## TASK DESCRIPTION
The word "JSON" marks the lines you need; copy each of them from the data.

## DATASET CONTENT

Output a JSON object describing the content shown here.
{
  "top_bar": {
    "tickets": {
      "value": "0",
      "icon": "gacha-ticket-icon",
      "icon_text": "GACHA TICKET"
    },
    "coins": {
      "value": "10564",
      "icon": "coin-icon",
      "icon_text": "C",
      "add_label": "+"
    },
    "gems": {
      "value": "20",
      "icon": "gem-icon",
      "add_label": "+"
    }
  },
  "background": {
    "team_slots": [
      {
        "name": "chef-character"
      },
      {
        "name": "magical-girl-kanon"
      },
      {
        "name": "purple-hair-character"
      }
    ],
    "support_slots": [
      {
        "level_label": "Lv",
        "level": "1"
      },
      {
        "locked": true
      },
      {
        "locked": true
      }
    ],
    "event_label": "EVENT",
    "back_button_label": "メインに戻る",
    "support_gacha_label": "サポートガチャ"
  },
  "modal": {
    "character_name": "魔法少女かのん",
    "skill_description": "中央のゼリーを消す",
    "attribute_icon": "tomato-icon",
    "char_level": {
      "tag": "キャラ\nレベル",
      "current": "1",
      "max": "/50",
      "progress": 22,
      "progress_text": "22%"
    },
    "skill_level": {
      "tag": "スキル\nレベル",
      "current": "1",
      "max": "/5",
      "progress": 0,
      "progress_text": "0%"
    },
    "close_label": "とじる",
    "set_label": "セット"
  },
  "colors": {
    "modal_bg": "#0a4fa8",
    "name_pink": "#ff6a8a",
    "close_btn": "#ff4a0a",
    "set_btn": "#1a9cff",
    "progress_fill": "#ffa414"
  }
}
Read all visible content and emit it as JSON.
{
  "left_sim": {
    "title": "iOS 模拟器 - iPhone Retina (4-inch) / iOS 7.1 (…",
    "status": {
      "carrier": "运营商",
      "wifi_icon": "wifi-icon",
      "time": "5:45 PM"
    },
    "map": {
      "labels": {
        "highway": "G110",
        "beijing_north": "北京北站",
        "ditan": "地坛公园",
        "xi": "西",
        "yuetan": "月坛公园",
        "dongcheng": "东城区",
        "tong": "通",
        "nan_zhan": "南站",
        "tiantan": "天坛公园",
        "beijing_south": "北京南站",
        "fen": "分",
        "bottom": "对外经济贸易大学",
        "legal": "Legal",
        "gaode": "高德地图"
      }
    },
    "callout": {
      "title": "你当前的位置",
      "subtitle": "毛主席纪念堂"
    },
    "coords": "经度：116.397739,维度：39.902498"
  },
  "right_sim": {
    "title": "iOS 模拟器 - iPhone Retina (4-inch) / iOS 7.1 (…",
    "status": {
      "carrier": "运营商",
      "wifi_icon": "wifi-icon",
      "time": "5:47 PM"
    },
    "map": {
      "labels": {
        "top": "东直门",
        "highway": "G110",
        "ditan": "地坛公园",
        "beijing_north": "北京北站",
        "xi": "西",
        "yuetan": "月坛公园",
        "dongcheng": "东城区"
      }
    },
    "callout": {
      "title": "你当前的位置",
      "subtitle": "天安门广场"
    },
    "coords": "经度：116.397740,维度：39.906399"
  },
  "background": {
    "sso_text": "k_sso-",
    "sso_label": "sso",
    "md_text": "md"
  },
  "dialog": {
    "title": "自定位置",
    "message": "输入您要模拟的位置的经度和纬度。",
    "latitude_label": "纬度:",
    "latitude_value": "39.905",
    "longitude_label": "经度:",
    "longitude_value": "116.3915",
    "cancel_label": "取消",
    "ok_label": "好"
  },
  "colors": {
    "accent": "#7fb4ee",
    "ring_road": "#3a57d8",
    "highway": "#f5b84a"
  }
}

## SOLUTION TO THE PROBLEM
Output a JSON object describing the content shown here.
Read all visible content and emit it as JSON.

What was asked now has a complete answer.